Exercise instructions:
Copy, from the data below, every line that has "screenshot" in it.

Task material:
▼▼▼

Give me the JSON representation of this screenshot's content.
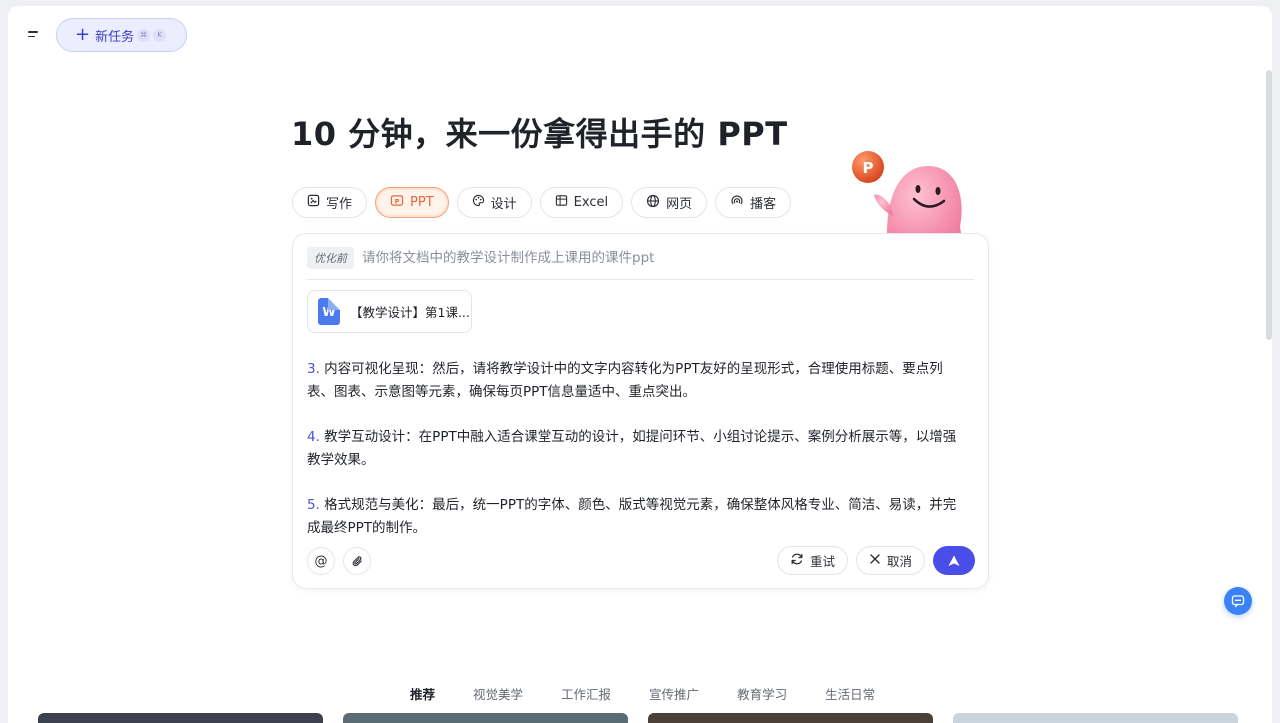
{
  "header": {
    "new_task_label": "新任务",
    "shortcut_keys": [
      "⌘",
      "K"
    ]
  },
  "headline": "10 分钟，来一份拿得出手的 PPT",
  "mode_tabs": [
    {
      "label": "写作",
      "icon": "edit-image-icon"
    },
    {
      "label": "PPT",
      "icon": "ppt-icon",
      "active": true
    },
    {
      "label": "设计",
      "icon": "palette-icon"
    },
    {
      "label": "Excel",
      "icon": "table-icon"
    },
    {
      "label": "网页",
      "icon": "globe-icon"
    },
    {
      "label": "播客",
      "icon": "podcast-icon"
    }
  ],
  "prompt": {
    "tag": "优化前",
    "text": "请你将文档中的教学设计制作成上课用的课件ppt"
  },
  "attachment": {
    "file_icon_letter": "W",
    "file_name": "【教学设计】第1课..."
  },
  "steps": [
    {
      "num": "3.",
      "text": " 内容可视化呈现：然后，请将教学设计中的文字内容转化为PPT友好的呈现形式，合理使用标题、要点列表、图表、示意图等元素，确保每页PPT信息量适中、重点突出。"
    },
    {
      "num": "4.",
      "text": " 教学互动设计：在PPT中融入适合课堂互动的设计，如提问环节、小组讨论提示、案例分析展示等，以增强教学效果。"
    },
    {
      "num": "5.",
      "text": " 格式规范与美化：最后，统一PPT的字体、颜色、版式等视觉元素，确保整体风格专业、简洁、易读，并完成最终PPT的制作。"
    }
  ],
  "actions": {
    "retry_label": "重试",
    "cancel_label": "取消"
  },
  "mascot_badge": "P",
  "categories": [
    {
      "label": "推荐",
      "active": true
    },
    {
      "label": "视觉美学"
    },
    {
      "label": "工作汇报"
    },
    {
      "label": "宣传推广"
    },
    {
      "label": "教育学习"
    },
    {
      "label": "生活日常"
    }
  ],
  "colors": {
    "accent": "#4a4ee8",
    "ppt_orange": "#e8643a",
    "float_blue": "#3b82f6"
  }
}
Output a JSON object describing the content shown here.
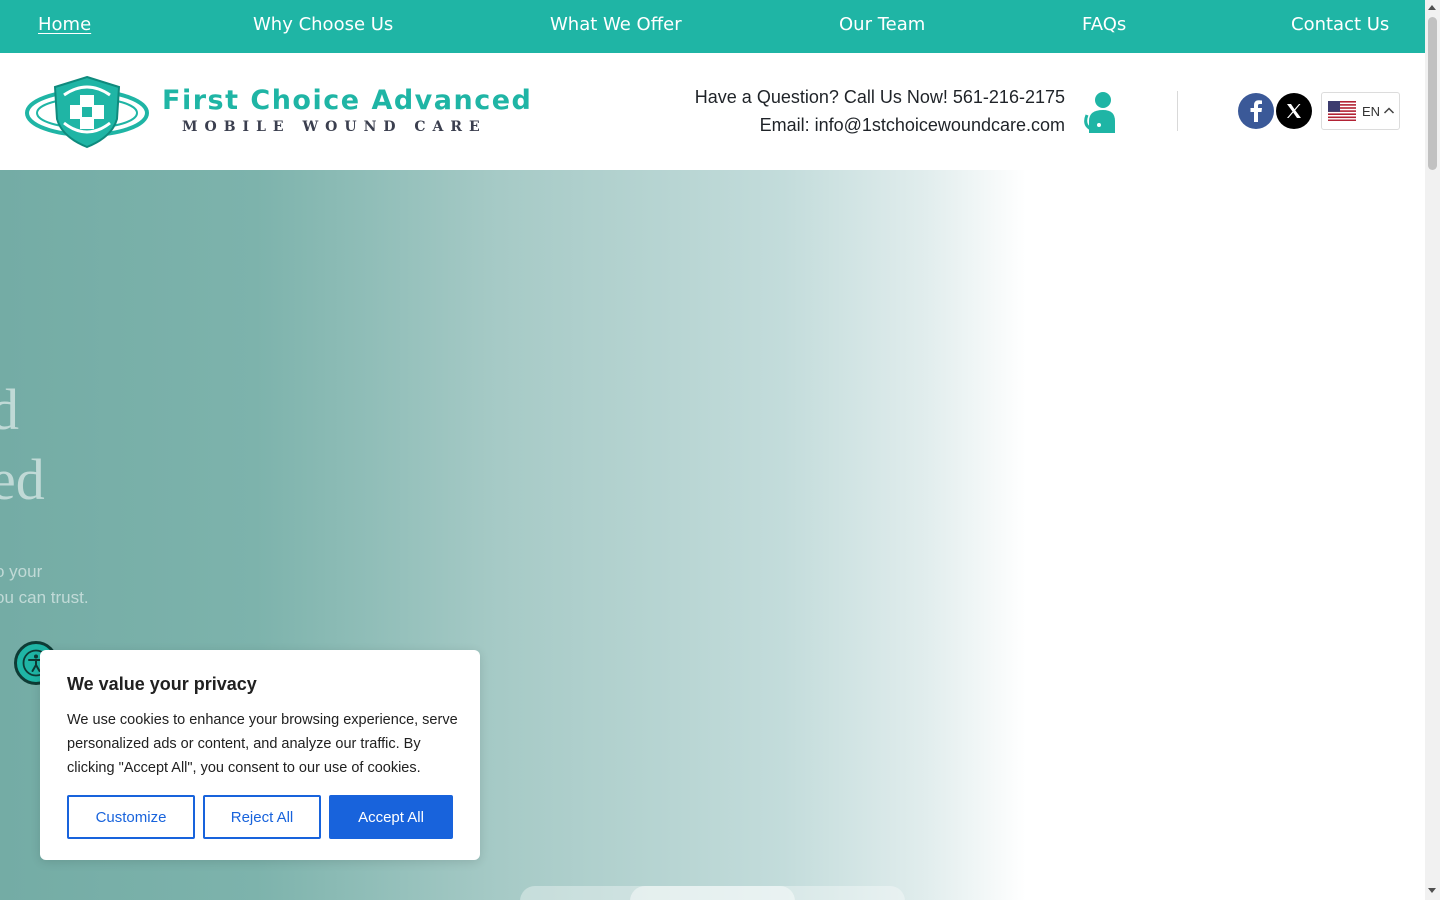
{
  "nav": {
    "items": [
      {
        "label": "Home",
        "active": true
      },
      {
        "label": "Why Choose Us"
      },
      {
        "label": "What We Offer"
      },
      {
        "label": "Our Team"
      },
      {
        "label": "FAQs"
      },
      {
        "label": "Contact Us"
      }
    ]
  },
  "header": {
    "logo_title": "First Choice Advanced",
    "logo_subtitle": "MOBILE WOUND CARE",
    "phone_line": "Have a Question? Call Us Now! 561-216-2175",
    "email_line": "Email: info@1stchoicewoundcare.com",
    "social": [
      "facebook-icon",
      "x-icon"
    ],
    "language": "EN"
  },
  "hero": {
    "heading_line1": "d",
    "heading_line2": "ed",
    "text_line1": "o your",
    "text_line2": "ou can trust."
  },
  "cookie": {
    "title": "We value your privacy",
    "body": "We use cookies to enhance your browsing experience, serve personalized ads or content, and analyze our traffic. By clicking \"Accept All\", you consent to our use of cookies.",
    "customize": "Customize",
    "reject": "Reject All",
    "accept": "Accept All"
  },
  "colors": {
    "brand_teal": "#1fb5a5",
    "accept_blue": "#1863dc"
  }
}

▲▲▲
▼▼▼

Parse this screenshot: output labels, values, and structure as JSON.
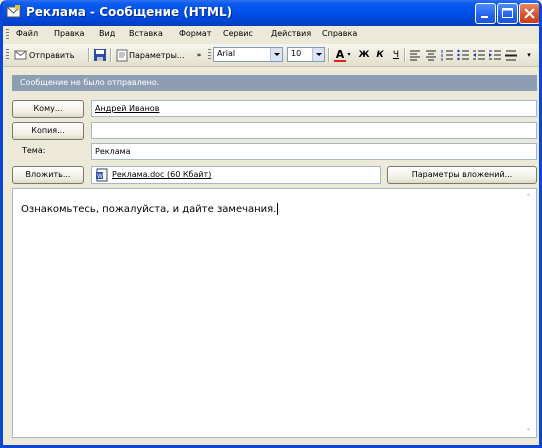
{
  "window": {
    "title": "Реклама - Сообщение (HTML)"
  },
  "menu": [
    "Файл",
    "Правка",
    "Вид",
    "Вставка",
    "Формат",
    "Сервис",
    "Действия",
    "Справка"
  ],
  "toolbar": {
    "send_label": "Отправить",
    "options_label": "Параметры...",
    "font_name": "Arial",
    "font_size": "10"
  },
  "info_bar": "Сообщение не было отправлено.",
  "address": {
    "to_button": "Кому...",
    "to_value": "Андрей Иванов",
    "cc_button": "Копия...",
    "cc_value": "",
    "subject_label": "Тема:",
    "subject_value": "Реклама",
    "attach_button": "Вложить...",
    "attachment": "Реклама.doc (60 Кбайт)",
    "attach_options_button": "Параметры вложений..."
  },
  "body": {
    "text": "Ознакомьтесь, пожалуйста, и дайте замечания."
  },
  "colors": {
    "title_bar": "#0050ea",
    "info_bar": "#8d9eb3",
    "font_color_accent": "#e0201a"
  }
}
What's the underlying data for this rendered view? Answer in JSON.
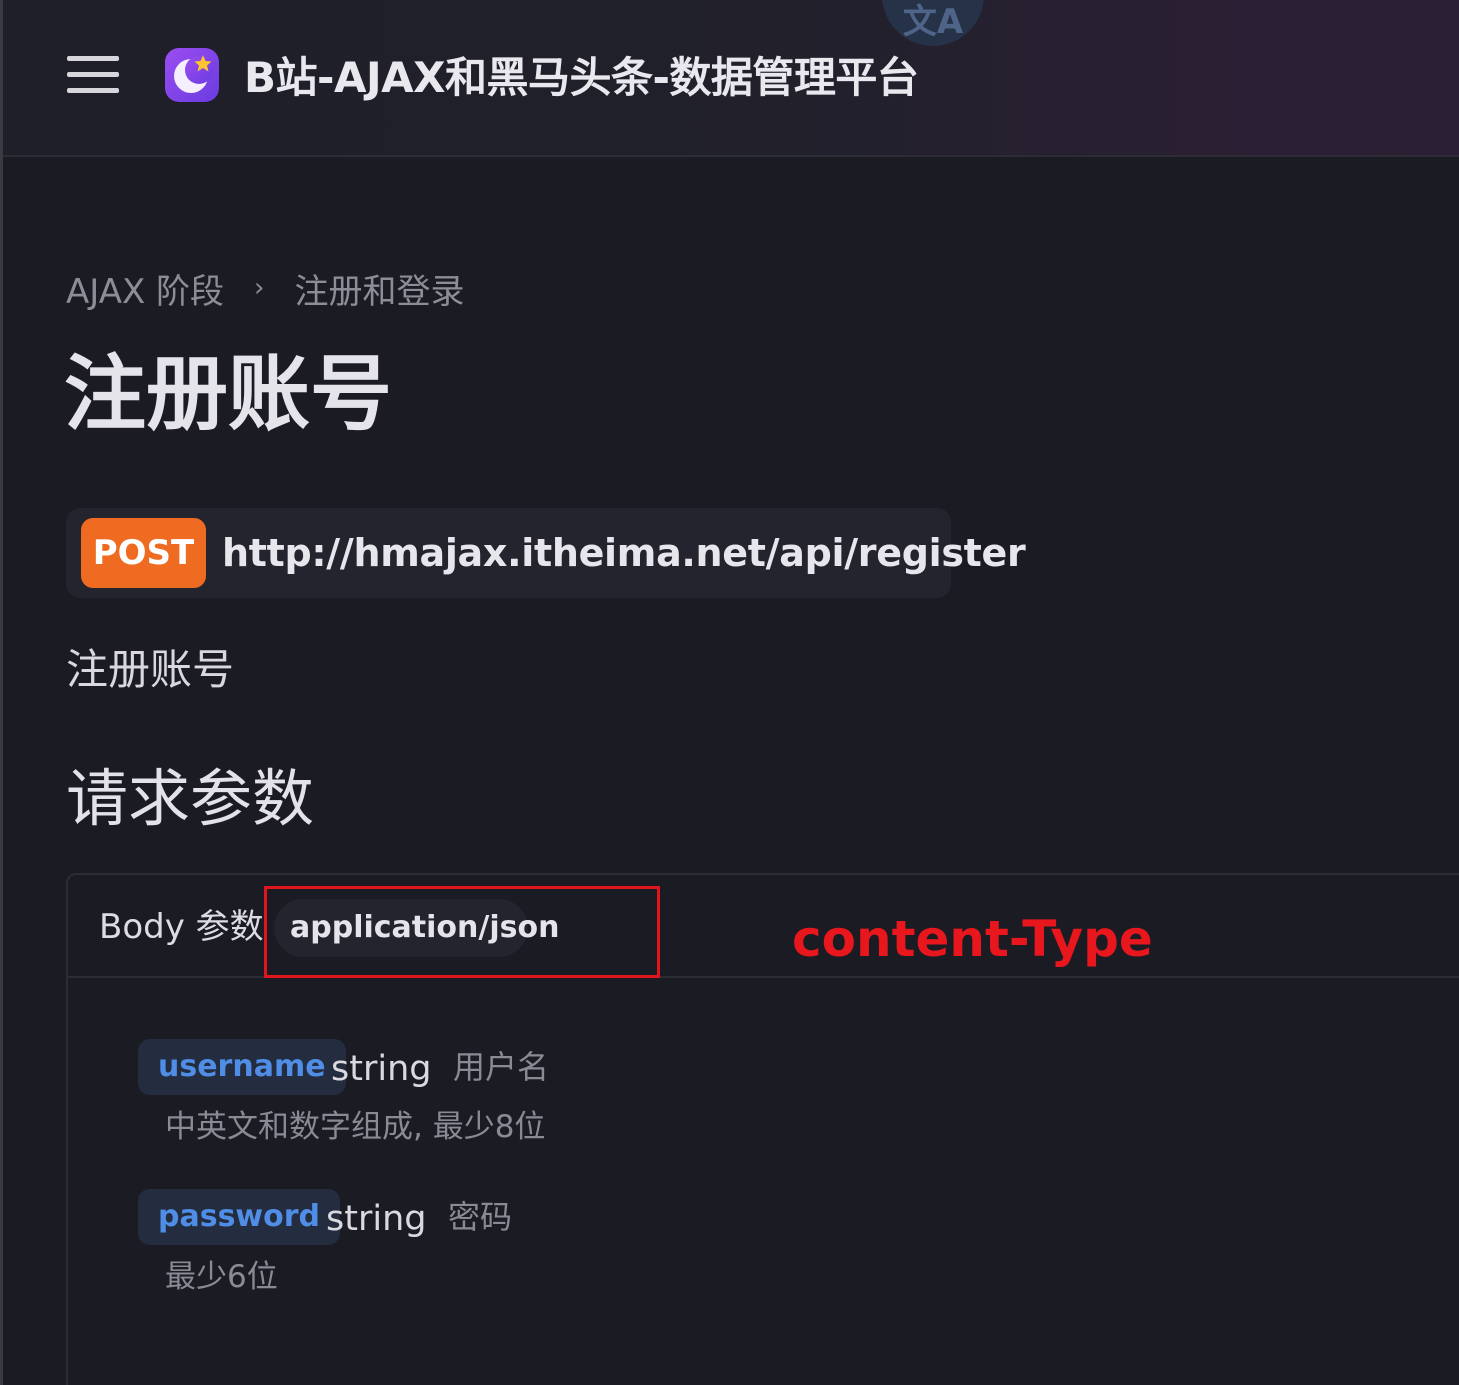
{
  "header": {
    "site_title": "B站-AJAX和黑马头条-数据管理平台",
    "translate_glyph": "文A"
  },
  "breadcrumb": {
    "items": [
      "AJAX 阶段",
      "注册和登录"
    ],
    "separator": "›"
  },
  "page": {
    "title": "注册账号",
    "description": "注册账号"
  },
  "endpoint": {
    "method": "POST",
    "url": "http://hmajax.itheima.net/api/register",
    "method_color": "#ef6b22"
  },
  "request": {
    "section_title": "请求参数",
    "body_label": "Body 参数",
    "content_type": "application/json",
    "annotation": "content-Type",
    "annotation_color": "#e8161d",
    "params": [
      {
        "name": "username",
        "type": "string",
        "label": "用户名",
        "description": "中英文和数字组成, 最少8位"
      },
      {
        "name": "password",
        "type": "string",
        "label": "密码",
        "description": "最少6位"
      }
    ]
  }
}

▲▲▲

Exercise output:
Give me the JSON representation of this screenshot's content.
Parse this screenshot: output labels, values, and structure as JSON.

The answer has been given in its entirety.